Maat was the Egyptian goddess of cosmic order and truth. She was a minor deity recognized from the middle of the third millennium, perhaps earlier, closely associated with the creator deities, and particularly the sun god. Later she was described as the “daughter of Re.” Her only known sancturary was the complex of Karnak at Thebes. She was depicted either in human form wearing an ostrich plume on her head or by an ostrich feather alone. The rulers of Egypt believed that they governed under Maat’s aegis and were frequently described, by order, as the “beloved of Maat.” Also Maat was believed to be integral to the success of the soul passing through the Hall of the Two Truths, where the heart was weighed, to reach paradise, because as the personification of truth and justice her feather was placed in one pan of the scale used for weighing the heart. (see Book of the Dead) A.G.H.

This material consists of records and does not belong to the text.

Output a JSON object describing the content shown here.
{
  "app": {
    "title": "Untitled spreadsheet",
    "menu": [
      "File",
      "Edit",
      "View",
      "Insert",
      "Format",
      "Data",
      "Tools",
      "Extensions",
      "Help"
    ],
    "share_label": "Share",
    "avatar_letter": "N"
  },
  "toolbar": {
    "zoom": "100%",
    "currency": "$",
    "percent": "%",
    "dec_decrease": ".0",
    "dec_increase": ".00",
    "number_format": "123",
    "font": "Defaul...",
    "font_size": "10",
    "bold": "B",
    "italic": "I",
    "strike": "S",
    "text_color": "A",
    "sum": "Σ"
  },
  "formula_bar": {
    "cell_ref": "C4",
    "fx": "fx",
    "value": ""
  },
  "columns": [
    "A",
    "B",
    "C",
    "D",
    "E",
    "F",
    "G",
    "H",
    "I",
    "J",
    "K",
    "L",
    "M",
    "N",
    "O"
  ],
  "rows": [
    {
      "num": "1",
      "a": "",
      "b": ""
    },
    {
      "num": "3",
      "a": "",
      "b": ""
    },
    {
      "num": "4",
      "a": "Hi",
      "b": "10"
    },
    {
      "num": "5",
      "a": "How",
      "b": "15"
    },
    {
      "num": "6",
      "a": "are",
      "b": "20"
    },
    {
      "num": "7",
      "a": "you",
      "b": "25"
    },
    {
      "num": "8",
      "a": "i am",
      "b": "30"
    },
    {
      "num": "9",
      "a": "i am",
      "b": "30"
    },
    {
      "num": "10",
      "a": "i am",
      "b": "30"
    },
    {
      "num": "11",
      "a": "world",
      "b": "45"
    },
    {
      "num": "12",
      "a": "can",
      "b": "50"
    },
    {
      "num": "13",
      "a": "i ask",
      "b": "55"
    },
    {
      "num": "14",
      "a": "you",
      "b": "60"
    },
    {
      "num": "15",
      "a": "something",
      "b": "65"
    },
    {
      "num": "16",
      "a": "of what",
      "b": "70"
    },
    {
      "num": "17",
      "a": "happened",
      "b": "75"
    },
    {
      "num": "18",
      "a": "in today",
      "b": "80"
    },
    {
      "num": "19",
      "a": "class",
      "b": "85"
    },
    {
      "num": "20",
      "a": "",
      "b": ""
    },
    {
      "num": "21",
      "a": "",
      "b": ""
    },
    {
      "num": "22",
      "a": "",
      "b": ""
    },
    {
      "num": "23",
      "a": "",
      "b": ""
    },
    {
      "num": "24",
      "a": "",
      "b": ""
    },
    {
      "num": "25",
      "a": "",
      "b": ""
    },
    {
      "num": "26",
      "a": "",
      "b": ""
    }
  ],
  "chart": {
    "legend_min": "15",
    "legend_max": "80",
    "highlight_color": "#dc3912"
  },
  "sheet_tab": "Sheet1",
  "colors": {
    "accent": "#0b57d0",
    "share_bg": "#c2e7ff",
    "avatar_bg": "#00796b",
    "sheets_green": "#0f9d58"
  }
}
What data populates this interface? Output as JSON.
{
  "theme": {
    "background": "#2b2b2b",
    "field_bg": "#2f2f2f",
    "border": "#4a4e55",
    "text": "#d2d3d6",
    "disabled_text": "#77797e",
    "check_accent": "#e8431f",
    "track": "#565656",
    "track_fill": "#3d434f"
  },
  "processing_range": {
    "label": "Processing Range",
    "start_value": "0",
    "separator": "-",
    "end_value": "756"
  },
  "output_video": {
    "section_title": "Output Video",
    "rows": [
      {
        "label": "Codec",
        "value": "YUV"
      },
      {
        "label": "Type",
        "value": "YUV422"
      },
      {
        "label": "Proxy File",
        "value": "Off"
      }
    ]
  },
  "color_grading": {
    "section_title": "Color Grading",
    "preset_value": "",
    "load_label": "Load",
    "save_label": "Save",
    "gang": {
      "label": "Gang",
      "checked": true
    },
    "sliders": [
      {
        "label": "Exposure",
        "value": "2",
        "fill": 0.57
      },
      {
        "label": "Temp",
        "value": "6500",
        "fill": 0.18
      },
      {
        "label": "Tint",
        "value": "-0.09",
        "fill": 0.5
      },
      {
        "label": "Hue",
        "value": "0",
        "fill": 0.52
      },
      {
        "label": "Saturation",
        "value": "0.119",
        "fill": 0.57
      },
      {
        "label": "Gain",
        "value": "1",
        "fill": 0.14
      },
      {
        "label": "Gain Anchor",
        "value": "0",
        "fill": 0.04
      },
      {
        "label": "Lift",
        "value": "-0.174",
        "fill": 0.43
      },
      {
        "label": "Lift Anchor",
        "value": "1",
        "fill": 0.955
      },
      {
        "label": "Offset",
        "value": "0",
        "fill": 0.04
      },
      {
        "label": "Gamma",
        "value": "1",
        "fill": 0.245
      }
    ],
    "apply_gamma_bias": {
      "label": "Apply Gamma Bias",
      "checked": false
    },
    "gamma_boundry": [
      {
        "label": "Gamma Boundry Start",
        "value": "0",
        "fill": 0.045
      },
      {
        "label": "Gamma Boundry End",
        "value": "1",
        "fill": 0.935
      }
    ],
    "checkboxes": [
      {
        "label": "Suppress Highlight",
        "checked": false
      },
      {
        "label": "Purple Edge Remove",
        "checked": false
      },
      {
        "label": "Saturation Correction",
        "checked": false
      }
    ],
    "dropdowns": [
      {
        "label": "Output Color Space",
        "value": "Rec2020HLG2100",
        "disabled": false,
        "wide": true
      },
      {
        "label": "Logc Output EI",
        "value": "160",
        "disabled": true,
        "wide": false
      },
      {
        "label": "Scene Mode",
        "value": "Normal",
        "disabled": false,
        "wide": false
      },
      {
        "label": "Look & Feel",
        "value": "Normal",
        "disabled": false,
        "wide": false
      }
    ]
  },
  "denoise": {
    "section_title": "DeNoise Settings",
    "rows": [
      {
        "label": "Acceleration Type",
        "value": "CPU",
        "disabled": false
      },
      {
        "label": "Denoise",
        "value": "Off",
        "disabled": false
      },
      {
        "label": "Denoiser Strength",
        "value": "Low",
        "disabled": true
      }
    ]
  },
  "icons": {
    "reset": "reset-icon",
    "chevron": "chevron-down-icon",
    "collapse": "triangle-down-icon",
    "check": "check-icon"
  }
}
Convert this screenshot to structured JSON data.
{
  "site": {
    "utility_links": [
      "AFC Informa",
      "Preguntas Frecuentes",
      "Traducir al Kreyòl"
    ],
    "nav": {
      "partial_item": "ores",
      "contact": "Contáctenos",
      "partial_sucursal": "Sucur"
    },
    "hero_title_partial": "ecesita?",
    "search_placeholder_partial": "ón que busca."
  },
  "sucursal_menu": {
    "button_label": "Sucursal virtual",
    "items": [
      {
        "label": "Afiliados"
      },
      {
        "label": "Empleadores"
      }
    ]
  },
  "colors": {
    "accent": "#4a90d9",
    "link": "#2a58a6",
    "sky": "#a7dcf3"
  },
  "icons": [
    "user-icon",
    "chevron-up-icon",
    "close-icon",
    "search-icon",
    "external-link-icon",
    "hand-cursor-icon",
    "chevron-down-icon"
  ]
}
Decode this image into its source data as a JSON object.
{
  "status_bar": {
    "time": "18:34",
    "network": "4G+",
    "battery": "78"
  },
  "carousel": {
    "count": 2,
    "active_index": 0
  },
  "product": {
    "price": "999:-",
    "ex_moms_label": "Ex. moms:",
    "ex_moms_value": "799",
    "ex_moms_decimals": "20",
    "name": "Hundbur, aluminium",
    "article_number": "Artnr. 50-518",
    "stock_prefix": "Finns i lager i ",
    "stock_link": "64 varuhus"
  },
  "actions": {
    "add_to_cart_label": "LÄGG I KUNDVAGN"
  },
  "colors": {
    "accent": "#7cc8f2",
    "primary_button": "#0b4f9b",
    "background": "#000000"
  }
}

Jordan, Michael, Encyclopedia of Gods, New York, Facts On File, Inc. 1993, p. 150
Cotterell, Arthur, A Dictionary of World Mythology, New York, G. P. Putman’s Sons, 1980, p. 38